In summary, I really like the idea behind this product. Will look into getting one – and will post here my experiences soon enough…
Almost couple of years ago I published several postings in a series about a beginners guide to mountain bikes. The reality is that mountain biking is relatively popular but information on how to get going with a good fit for your bike is really scarce. I aggregated a bunch of pointers on how to start with mountain biking — here is a list of the articles:
Now I need to highlight to you a couple of additional points:
adjustmets to your fork and air shock
adjustments for your seat and stem to prevent back and shoulder pain

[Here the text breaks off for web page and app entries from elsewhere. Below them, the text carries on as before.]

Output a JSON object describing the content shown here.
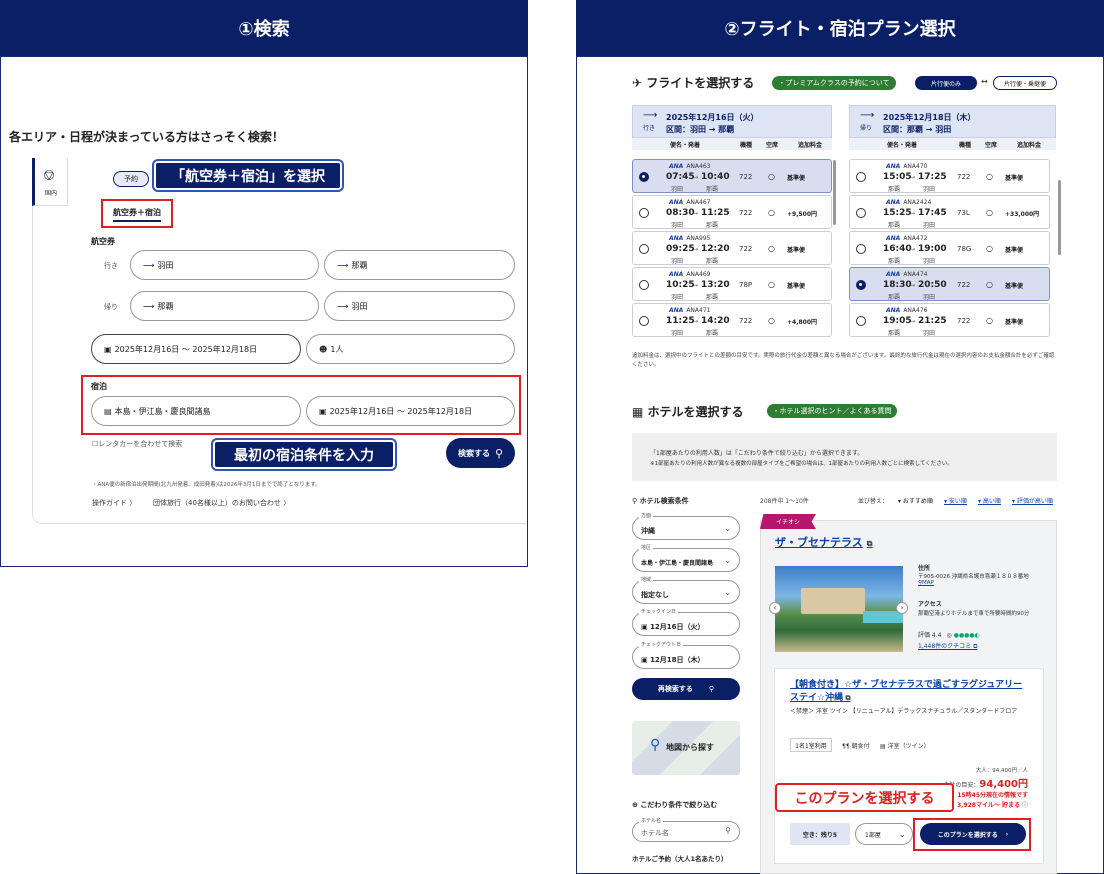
{
  "left": {
    "header": "①検索",
    "intro": "各エリア・日程が決まっている方はさっそく検索！",
    "sidebar_tab": "国内",
    "reserve_badge": "予約",
    "callout_top": "「航空券＋宿泊」を選択",
    "tab_selected": "航空券＋宿泊",
    "flight_section": "航空券",
    "outbound_label": "行き",
    "return_label": "帰り",
    "out_from": "羽田",
    "out_to": "那覇",
    "ret_from": "那覇",
    "ret_to": "羽田",
    "dates": "2025年12月16日 〜 2025年12月18日",
    "people": "1人",
    "stay_section": "宿泊",
    "stay_area": "本島・伊江島・慶良間諸島",
    "stay_dates": "2025年12月16日 〜 2025年12月18日",
    "rental_car": "レンタカーを合わせて検索",
    "callout_bottom": "最初の宿泊条件を入力",
    "search_button": "検索する",
    "footnote": "・ANA便の新宿泊出発期間(北九州発着、成田発着)は2026年3月1日までで終了となります。",
    "guide_link": "操作ガイド 〉",
    "group_link": "団体旅行（40名様以上）のお問い合わせ 〉"
  },
  "right": {
    "header": "②フライト・宿泊プラン選択",
    "flight_title": "フライトを選択する",
    "premium_pill": "・プレミアムクラスの予約について",
    "toggle_oneway": "片行便のみ",
    "toggle_arrow": "↔",
    "toggle_roundtrip": "片行便・乗継便",
    "out_head_label": "行き",
    "out_head_date": "2025年12月16日（火）",
    "out_head_route": "区間：羽田 → 那覇",
    "ret_head_label": "帰り",
    "ret_head_date": "2025年12月18日（木）",
    "ret_head_route": "区間：那覇 → 羽田",
    "col_flight": "便名・発着",
    "col_type": "機種",
    "col_seat": "空席",
    "col_fee": "追加料金",
    "out_flights": [
      {
        "num": "ANA463",
        "dep": "07:45",
        "arr": "10:40",
        "from": "羽田",
        "to": "那覇",
        "type": "722",
        "seat": "○",
        "fee": "基準便",
        "selected": true
      },
      {
        "num": "ANA467",
        "dep": "08:30",
        "arr": "11:25",
        "from": "羽田",
        "to": "那覇",
        "type": "722",
        "seat": "○",
        "fee": "+9,500円",
        "selected": false
      },
      {
        "num": "ANA995",
        "dep": "09:25",
        "arr": "12:20",
        "from": "羽田",
        "to": "那覇",
        "type": "722",
        "seat": "○",
        "fee": "基準便",
        "selected": false
      },
      {
        "num": "ANA469",
        "dep": "10:25",
        "arr": "13:20",
        "from": "羽田",
        "to": "那覇",
        "type": "78P",
        "seat": "○",
        "fee": "基準便",
        "selected": false
      },
      {
        "num": "ANA471",
        "dep": "11:25",
        "arr": "14:20",
        "from": "羽田",
        "to": "那覇",
        "type": "722",
        "seat": "○",
        "fee": "+4,800円",
        "selected": false
      }
    ],
    "ret_flights": [
      {
        "num": "ANA470",
        "dep": "15:05",
        "arr": "17:25",
        "from": "那覇",
        "to": "羽田",
        "type": "722",
        "seat": "○",
        "fee": "基準便",
        "selected": false
      },
      {
        "num": "ANA2424",
        "dep": "15:25",
        "arr": "17:45",
        "from": "那覇",
        "to": "羽田",
        "type": "73L",
        "seat": "○",
        "fee": "+33,000円",
        "selected": false
      },
      {
        "num": "ANA472",
        "dep": "16:40",
        "arr": "19:00",
        "from": "那覇",
        "to": "羽田",
        "type": "78G",
        "seat": "○",
        "fee": "基準便",
        "selected": false
      },
      {
        "num": "ANA474",
        "dep": "18:30",
        "arr": "20:50",
        "from": "那覇",
        "to": "羽田",
        "type": "722",
        "seat": "○",
        "fee": "基準便",
        "selected": true
      },
      {
        "num": "ANA476",
        "dep": "19:05",
        "arr": "21:25",
        "from": "那覇",
        "to": "羽田",
        "type": "722",
        "seat": "○",
        "fee": "基準便",
        "selected": false
      }
    ],
    "ana_mark": "ANA",
    "codeshare_mark": "SNA運航",
    "fee_note": "追加料金は、選択中のフライトとの差額の目安です。実際の旅行代金の差額と異なる場合がございます。最終的な旅行代金は現在の選択内容のお支払金額合計を必ずご確認ください。",
    "hotel_title": "ホテルを選択する",
    "hotel_tips": "・ホテル選択のヒント／よくある質問",
    "info_line1": "「1部屋あたりの利用人数」は「こだわり条件で絞り込む」から選択できます。",
    "info_line2": "※1部屋あたりの利用人数が異なる複数の部屋タイプをご希望の場合は、1部屋あたりの利用人数ごとに検索してください。",
    "search_cond": "ホテル検索条件",
    "result_count": "208件中 1〜10件",
    "sort_label": "並び替え：",
    "sort_options": [
      "おすすめ順",
      "安い順",
      "高い順",
      "評価が高い順"
    ],
    "side_direction_label": "方面",
    "side_direction": "沖縄",
    "side_area_label": "地区",
    "side_area": "本島・伊江島・慶良間諸島",
    "side_region_label": "地域",
    "side_region": "指定なし",
    "checkin_label": "チェックイン日",
    "checkin": "12月16日（火）",
    "checkout_label": "チェックアウト日",
    "checkout": "12月18日（木）",
    "research_button": "再検索する",
    "map_button": "地図から探す",
    "filter_title": "こだわり条件で絞り込む",
    "hotel_name_label": "ホテル名",
    "hotel_name_placeholder": "ホテル名",
    "people_label": "ホテルご予約（大人1名あたり）",
    "ichioshi": "イチオシ",
    "hotel_name": "ザ・ブセナテラス",
    "addr_label": "住所",
    "addr": "〒905-0026 沖縄県名護市喜瀬１８０８番地",
    "map_link": "MAP",
    "access_label": "アクセス",
    "access": "那覇空港よりホテルまで車で所要時間約90分",
    "rating_label": "評価 4.4",
    "reviews_link": "1,448件のクチコミ",
    "plan_title": "【朝食付き】☆ザ・ブセナテラスで過ごすラグジュアリーステイ☆沖縄",
    "plan_desc": "＜禁煙＞ 洋室 ツイン 【リニューアル】デラックスナチュラル／スタンダードフロア",
    "tag_people": "1名1室利用",
    "tag_meal": "朝食付",
    "tag_room": "洋室（ツイン）",
    "price_per": "大人：94,400円／人",
    "price_label": "合計の目安：",
    "price": "94,400円",
    "price_note": "15時45分現在の情報です",
    "mile_note": "3,928マイル〜 貯まる",
    "vacancy": "空き：残り5",
    "rooms": "1部屋",
    "choose_button": "このプランを選択する",
    "callout": "このプランを選択する"
  }
}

So let's start with the air shock on your bike. You need to check it approximately every 2 weeks. Why? Because in your riding – if you do so at least each weekend, you will continuously lose some air from the shock. With that in mind. you need to check the air pressure and maintain it with the air shock pump on a regular basis. My bike – Trek X-Caliber G2 29er with RockShox Reba Air shock fork – I will need to maintain around 130psi; For that I have two options on a pump – here are they are:

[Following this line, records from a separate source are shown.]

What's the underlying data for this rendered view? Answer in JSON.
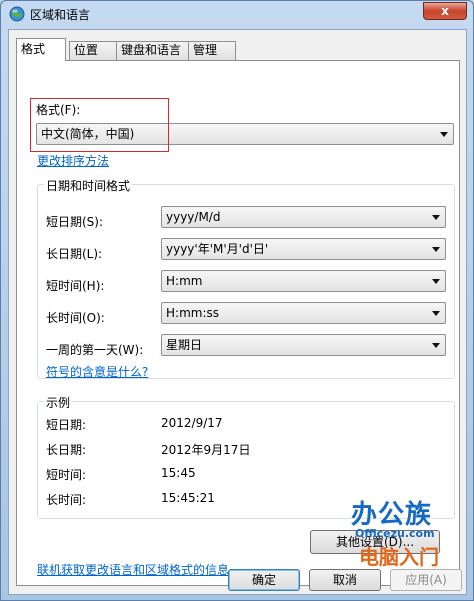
{
  "window": {
    "title": "区域和语言",
    "close_label": "x"
  },
  "tabs": [
    "格式",
    "位置",
    "键盘和语言",
    "管理"
  ],
  "format": {
    "label": "格式(F):",
    "value": "中文(简体，中国)",
    "sort_link": "更改排序方法"
  },
  "datetime": {
    "group_title": "日期和时间格式",
    "rows": [
      {
        "label": "短日期(S):",
        "value": "yyyy/M/d"
      },
      {
        "label": "长日期(L):",
        "value": "yyyy'年'M'月'd'日'"
      },
      {
        "label": "短时间(H):",
        "value": "H:mm"
      },
      {
        "label": "长时间(O):",
        "value": "H:mm:ss"
      },
      {
        "label": "一周的第一天(W):",
        "value": "星期日"
      }
    ],
    "meaning_link": "符号的含意是什么?"
  },
  "example": {
    "group_title": "示例",
    "rows": [
      {
        "label": "短日期:",
        "value": "2012/9/17"
      },
      {
        "label": "长日期:",
        "value": "2012年9月17日"
      },
      {
        "label": "短时间:",
        "value": "15:45"
      },
      {
        "label": "长时间:",
        "value": "15:45:21"
      }
    ]
  },
  "other_settings_label": "其他设置(D)...",
  "online_link": "联机获取更改语言和区域格式的信息",
  "buttons": {
    "ok": "确定",
    "cancel": "取消",
    "apply": "应用(A)"
  },
  "watermark": {
    "brand": "办公族",
    "url": "Officezu.com",
    "tagline": "电脑入门"
  }
}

I picked up the Fox one, why? It was available…Simple as that;
The second item – as listed above in the list of adjustments needed – was the stem on the bike. The original stem for my Trek X-Caliber 29er was
Bontrager Race Lite, 31.8mm, 7 degree; a good quality stem – but I needed to replace it with one that brought the handlebars higher and therefore to a more comfortable posture for me. I exchanged the stem in the bike shop where they installed a Salsa stem which was but about an inch shorter and brought the whole experience to a better result.
Earlier today I wrote about the fact that our daughter is test riding a bunch of new bikes as we are getting her ready to hit the trails. It is about time to get her truly into mountain biking. She has been testing a bunch of new bikes:
REI Novara Ponderosa 27.5" and 29er both
Specialized Jett Comp
The Giant and Specialized were nice bikes according to her and her mother. But more about that in a future post. As we went to the last of the bike shops – I came across a great find. TREK X-CALIBER 29er; The bike was heavily discounted as it is the 2013 model. I rode it as I am planning now to trade in my current bike. The ride was very smooth – due to the good shifters and the higher-end RockShox Reba with Solo Air. The remote lockout for the fork was an interesting and somewhat useful feature – it takes adjustment to — but I think it is cool and convenient.
The wheels for the bike support a great new feature for mountain bikes — tubeless tires – which can offer a very nice / comfortable ride.